§ WHAT IS NEEDED
Pictures stay out; print the rest of the listing below exactly as it stands.

§ PROVIDED DATA
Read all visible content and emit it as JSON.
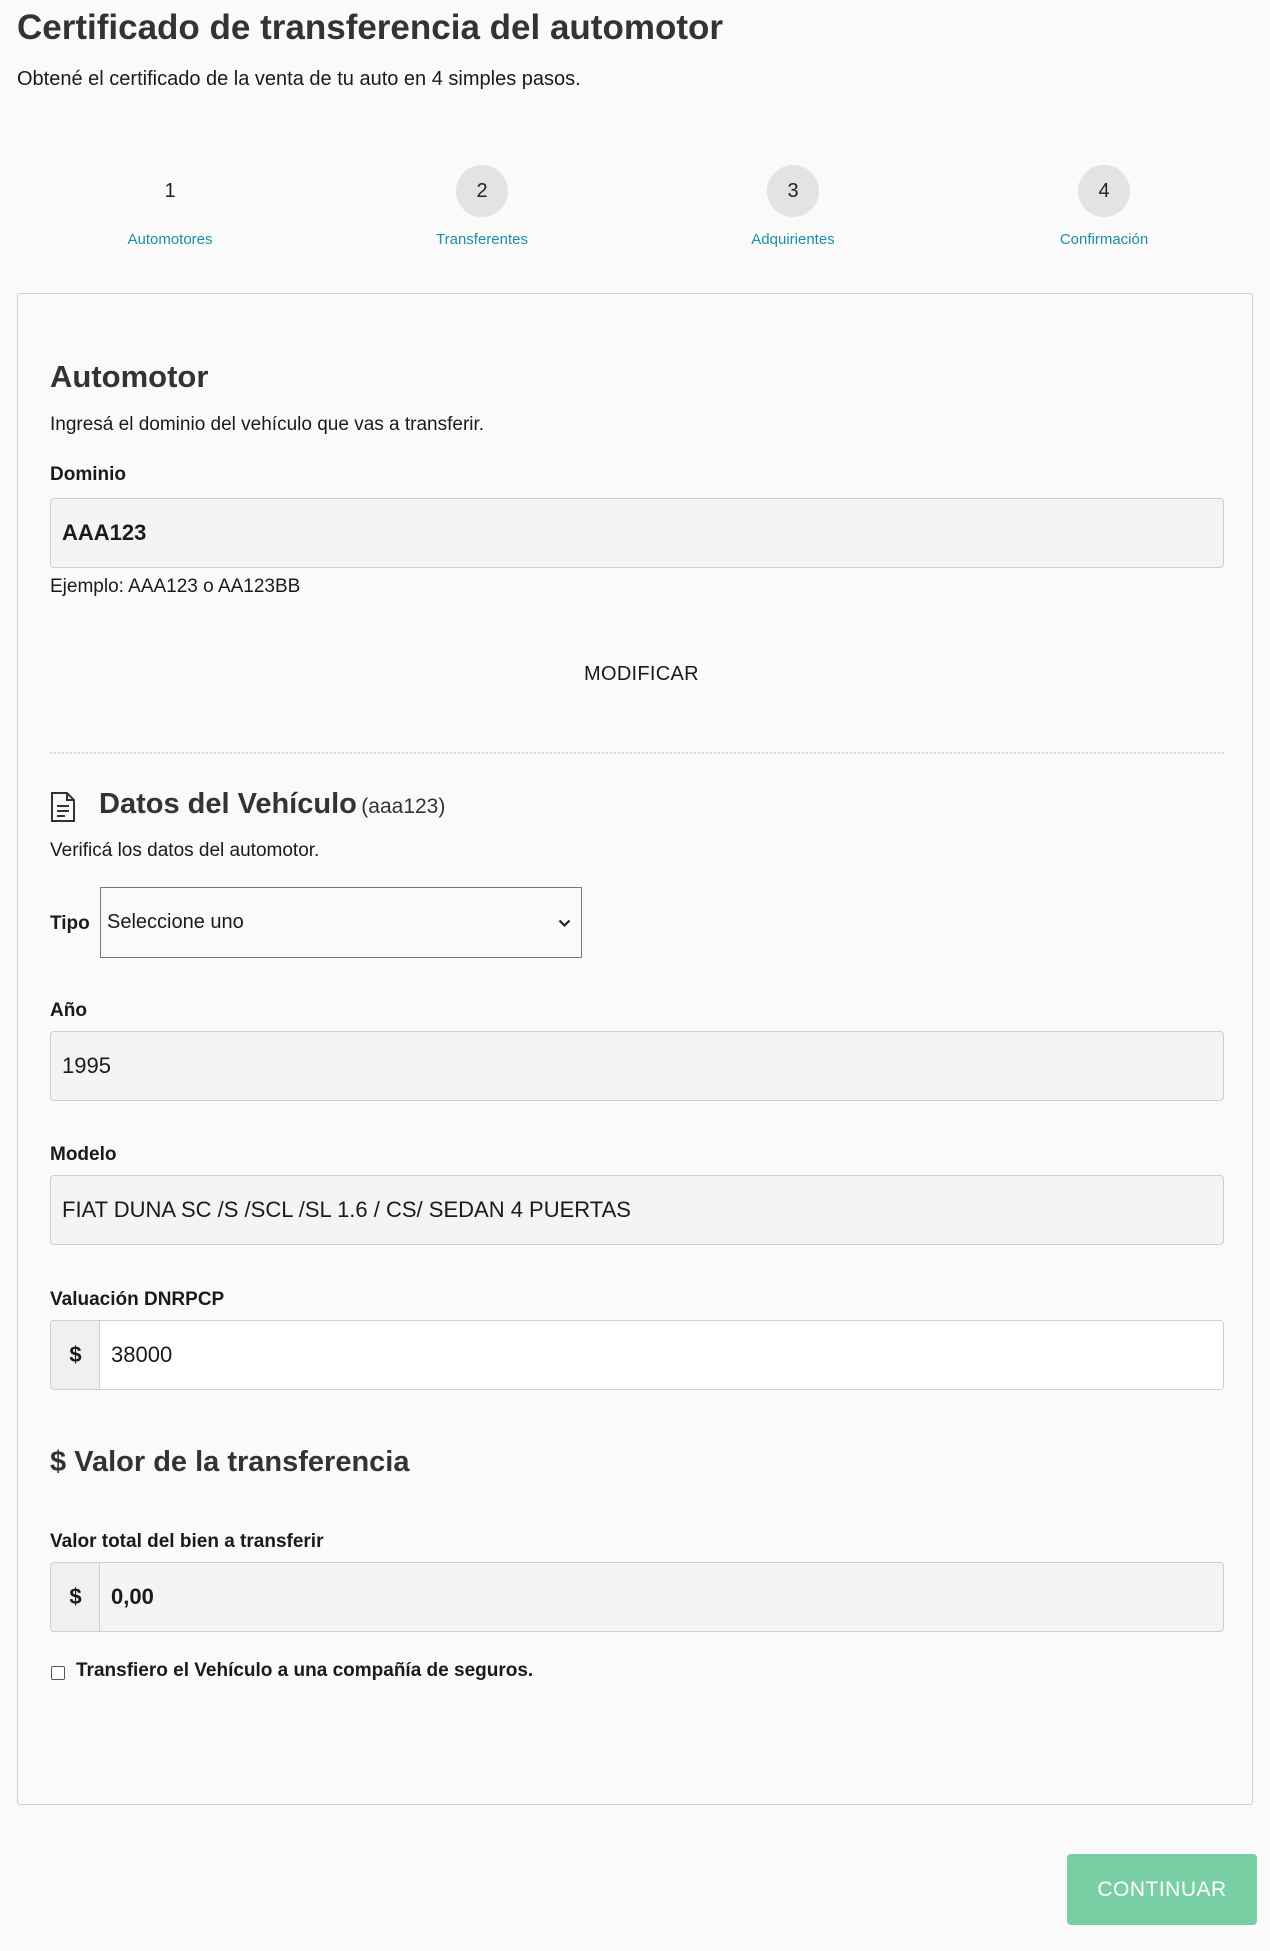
{
  "header": {
    "title": "Certificado de transferencia del automotor",
    "subtitle": "Obtené el certificado de la venta de tu auto en 4 simples pasos."
  },
  "stepper": {
    "steps": [
      {
        "number": "1",
        "label": "Automotores",
        "state": "active"
      },
      {
        "number": "2",
        "label": "Transferentes",
        "state": "pending"
      },
      {
        "number": "3",
        "label": "Adquirientes",
        "state": "pending"
      },
      {
        "number": "4",
        "label": "Confirmación",
        "state": "pending"
      }
    ]
  },
  "automotor": {
    "title": "Automotor",
    "description": "Ingresá el dominio del vehículo que vas a transferir.",
    "dominio_label": "Dominio",
    "dominio_value": "AAA123",
    "dominio_hint": "Ejemplo: AAA123 o AA123BB",
    "modify_label": "MODIFICAR"
  },
  "vehiculo": {
    "icon": "document-icon",
    "title": "Datos del Vehículo",
    "domain_tag": "(aaa123)",
    "description": "Verificá los datos del automotor.",
    "tipo_label": "Tipo",
    "tipo_selected": "Seleccione uno",
    "anio_label": "Año",
    "anio_value": "1995",
    "modelo_label": "Modelo",
    "modelo_value": "FIAT DUNA SC /S /SCL /SL 1.6 / CS/ SEDAN 4 PUERTAS",
    "valuacion_label": "Valuación DNRPCP",
    "valuacion_currency": "$",
    "valuacion_value": "38000"
  },
  "transferencia": {
    "icon": "dollar-icon",
    "title_symbol": "$",
    "title": "Valor de la transferencia",
    "valor_label": "Valor total del bien a transferir",
    "valor_currency": "$",
    "valor_value": "0,00",
    "seguro_checkbox_label": "Transfiero el Vehículo a una compañía de seguros.",
    "seguro_checked": false
  },
  "footer": {
    "continue_label": "CONTINUAR"
  },
  "colors": {
    "accent_teal": "#1a8fa6",
    "continue_green": "#79cfa4"
  }
}
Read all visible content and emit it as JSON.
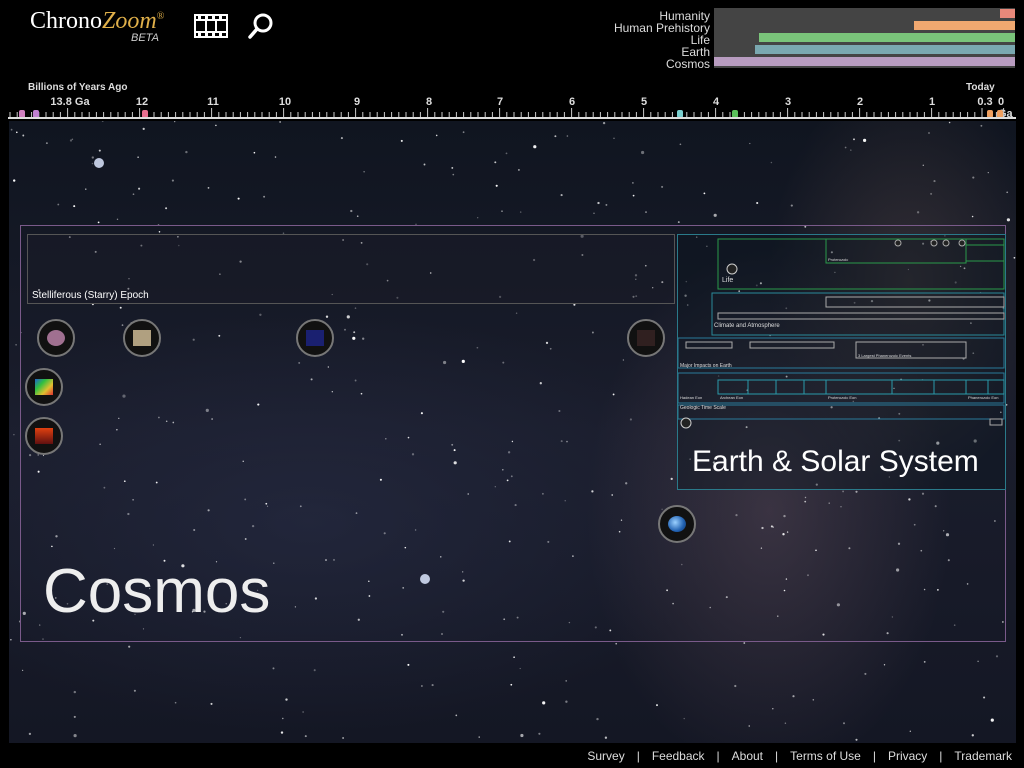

§ YOUR SOLUTION
Read all visible content and emit it as JSON.
{
  "header": {
    "title": "Certificado de transferencia del automotor",
    "subtitle": "Obtené el certificado de la venta de tu auto en 4 simples pasos."
  },
  "stepper": {
    "steps": [
      {
        "number": "1",
        "label": "Automotores",
        "state": "active"
      },
      {
        "number": "2",
        "label": "Transferentes",
        "state": "pending"
      },
      {
        "number": "3",
        "label": "Adquirientes",
        "state": "pending"
      },
      {
        "number": "4",
        "label": "Confirmación",
        "state": "pending"
      }
    ]
  },
  "automotor": {
    "title": "Automotor",
    "description": "Ingresá el dominio del vehículo que vas a transferir.",
    "dominio_label": "Dominio",
    "dominio_value": "AAA123",
    "dominio_hint": "Ejemplo: AAA123 o AA123BB",
    "modify_label": "MODIFICAR"
  },
  "vehiculo": {
    "icon": "document-icon",
    "title": "Datos del Vehículo",
    "domain_tag": "(aaa123)",
    "description": "Verificá los datos del automotor.",
    "tipo_label": "Tipo",
    "tipo_selected": "Seleccione uno",
    "anio_label": "Año",
    "anio_value": "1995",
    "modelo_label": "Modelo",
    "modelo_value": "FIAT DUNA SC /S /SCL /SL 1.6 / CS/ SEDAN 4 PUERTAS",
    "valuacion_label": "Valuación DNRPCP",
    "valuacion_currency": "$",
    "valuacion_value": "38000"
  },
  "transferencia": {
    "icon": "dollar-icon",
    "title_symbol": "$",
    "title": "Valor de la transferencia",
    "valor_label": "Valor total del bien a transferir",
    "valor_currency": "$",
    "valor_value": "0,00",
    "seguro_checkbox_label": "Transfiero el Vehículo a una compañía de seguros.",
    "seguro_checked": false
  },
  "footer": {
    "continue_label": "CONTINUAR"
  },
  "colors": {
    "accent_teal": "#1a8fa6",
    "continue_green": "#79cfa4"
  }
}
Read all visible content and emit it as JSON.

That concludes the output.